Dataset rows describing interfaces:
◆ ◆ ◆ ◆ ◆

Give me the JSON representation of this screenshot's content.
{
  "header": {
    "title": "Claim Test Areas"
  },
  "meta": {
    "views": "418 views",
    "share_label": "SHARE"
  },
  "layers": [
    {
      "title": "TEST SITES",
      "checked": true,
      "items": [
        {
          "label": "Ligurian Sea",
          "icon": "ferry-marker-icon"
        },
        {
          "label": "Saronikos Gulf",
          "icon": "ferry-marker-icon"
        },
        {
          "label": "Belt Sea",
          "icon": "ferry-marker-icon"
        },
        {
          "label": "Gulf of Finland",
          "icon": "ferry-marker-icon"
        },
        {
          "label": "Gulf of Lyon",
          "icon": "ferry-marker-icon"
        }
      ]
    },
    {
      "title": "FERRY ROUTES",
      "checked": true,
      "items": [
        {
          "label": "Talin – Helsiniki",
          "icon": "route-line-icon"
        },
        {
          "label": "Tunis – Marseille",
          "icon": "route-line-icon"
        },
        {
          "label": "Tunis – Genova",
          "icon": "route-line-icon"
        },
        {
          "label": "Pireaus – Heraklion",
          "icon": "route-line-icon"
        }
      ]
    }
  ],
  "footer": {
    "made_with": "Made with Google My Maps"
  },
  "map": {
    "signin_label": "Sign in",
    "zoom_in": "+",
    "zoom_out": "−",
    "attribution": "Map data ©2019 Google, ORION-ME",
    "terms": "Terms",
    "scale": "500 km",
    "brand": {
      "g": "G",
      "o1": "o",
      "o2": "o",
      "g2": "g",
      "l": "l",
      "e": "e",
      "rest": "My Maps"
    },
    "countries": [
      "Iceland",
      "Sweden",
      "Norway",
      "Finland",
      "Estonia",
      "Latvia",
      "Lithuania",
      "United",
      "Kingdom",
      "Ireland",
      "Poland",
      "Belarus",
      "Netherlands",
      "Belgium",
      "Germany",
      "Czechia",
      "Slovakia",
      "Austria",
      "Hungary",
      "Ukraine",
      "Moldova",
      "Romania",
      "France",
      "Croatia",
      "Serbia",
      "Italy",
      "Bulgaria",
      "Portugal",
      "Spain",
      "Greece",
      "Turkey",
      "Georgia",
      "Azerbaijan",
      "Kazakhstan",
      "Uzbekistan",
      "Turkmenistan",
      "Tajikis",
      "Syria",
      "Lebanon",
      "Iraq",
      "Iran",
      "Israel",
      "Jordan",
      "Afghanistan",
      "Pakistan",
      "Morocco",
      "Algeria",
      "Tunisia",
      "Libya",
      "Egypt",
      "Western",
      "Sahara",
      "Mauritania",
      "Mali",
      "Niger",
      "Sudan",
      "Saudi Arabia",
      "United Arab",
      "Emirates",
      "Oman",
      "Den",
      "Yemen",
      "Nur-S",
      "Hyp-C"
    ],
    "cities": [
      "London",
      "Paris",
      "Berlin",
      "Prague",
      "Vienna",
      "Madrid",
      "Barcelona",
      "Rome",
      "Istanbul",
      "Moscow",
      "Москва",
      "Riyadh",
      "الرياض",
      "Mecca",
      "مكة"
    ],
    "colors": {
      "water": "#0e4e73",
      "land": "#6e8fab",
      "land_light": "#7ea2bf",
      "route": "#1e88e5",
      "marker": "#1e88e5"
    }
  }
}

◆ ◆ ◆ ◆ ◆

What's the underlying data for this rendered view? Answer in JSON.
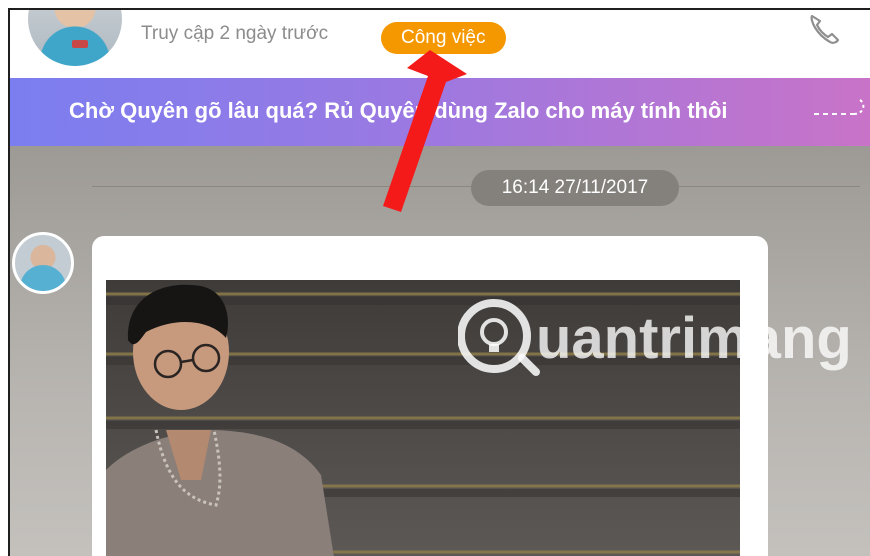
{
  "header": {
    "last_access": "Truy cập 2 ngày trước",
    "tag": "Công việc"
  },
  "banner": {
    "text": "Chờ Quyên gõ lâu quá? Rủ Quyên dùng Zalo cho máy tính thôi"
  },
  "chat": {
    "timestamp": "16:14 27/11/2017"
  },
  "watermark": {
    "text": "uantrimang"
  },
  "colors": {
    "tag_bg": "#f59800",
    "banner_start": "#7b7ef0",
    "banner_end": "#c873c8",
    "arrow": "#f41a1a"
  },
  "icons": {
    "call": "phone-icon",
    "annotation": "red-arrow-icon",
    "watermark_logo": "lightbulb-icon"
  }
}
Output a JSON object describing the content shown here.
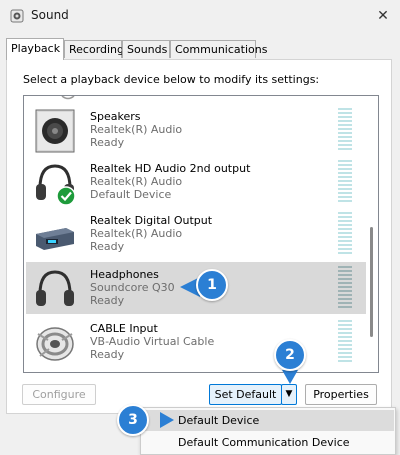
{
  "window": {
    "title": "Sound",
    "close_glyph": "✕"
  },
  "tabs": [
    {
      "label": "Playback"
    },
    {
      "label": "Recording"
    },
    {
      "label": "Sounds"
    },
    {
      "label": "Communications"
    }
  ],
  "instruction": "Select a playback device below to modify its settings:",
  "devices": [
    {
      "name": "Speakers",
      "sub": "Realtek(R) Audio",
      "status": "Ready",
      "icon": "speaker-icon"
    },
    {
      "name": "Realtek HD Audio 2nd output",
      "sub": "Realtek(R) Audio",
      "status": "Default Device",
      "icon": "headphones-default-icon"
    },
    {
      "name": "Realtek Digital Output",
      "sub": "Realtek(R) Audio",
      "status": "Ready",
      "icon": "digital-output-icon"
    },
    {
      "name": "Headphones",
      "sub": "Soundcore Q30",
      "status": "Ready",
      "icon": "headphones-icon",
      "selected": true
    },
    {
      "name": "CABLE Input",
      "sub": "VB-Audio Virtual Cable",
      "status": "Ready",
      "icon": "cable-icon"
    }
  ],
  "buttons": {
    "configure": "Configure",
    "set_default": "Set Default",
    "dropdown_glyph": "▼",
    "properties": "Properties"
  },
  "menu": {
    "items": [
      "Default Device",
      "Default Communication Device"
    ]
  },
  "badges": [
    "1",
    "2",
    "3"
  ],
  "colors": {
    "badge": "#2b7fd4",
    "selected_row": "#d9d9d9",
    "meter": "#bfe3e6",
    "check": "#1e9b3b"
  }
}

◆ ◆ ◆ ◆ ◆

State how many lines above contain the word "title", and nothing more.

■ **Solution**
4